Brooklyn Industries opened its 16th shop yesterday, at 342 Fulton St. in the Fulton Mall in downtown Brooklyn. The artist-owned men’s and women’s clothing chain started out making bags from recycled vinyl in Williamsburg in 1998 and debuted its first store on Bedford Ave. in 2001. The Fulton Mall shop is its ninth in Brooklyn and another giant step forward in the mall’s upscaling efforts.
Brooklyn Industries Coming to Fulton Mall? [Brownstoner] GMAP
Okay, obviously these New York Times culture pieces about Brooklyn are getting to be a bit much. (Actually they were getting to be a bit much like five years ago.) But at least if you’re going to run a story mostly about rooftop farms and virtual doormen on the cover of the Sunday Real Estate section, it helps to have actual real estate news in it, which yesterday’s Greenpoint profile certainly did: Buried in all the gentrification mumbo-jumbo was an update on the biggest real estate development project in the history of the Brooklyn waterfront. Greenpoint Landing, a 20-acre parcel adjacent to Newtown Creek, could break ground as soon as next summer, according to a representative from developer Park Tower Group. Why’s this big news? The complex will ultimately include 4,000 units of housing (20 percent of which will be affordable) across 10 luxury residential towers. Designed by Gary Handel, the architect of Trump SoHo, the towers will climb 30 and 40 stories high. The massive project will surely get a boost from the new ferry service to Manhattan and the forthcoming Transmitter Park if not from the toxic oil plume that lies underneath this once industrial area.
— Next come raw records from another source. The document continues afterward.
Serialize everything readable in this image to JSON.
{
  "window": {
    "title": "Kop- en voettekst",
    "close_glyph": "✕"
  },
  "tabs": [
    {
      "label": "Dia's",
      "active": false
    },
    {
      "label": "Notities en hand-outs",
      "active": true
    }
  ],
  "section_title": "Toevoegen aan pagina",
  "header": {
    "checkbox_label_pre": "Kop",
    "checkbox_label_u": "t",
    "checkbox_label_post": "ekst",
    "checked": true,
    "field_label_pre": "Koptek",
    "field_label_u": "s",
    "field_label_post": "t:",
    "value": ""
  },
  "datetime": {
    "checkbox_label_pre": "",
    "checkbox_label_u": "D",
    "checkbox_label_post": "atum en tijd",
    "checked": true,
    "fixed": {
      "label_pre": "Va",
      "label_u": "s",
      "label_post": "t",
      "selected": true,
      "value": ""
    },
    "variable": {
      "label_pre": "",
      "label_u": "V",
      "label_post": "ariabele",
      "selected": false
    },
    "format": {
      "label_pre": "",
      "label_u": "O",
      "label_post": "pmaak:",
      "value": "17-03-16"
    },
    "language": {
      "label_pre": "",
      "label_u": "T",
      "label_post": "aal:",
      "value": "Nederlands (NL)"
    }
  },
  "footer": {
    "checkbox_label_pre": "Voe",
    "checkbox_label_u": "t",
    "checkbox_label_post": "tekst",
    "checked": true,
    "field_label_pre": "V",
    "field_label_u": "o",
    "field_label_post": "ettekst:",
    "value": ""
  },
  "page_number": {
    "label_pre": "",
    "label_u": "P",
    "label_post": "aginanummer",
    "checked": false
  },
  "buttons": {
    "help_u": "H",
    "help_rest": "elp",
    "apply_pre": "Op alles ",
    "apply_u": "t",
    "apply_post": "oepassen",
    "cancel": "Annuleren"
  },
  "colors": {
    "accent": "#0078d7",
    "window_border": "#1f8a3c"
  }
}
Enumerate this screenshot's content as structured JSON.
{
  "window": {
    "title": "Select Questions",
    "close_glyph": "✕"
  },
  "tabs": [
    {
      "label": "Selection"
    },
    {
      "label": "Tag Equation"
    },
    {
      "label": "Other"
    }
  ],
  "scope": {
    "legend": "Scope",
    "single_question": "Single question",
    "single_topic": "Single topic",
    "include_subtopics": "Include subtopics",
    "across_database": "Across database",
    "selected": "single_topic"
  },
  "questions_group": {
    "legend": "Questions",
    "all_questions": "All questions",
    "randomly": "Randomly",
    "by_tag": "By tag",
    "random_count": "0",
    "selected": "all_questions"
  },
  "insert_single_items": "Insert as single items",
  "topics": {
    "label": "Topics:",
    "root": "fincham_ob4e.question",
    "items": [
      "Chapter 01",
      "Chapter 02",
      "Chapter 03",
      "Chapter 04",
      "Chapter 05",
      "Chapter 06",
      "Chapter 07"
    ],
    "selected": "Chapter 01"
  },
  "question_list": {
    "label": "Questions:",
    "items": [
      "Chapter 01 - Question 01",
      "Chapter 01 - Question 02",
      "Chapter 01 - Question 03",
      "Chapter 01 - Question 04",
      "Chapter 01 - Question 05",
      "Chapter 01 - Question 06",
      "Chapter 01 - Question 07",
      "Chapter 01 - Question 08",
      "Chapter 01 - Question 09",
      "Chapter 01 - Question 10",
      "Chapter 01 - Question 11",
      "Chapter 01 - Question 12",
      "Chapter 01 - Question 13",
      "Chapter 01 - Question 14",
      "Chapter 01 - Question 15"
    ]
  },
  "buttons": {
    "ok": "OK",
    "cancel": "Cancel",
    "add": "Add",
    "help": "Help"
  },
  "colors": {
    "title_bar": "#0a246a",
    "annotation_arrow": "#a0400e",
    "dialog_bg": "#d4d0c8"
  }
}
Who You Calling Gritty? [NY Times]
City’s Broken Promises [NY Daily News]
MTA Will Finally Uproot for Greenpoint Park [Brownstoner]
Photo by Chicapoquita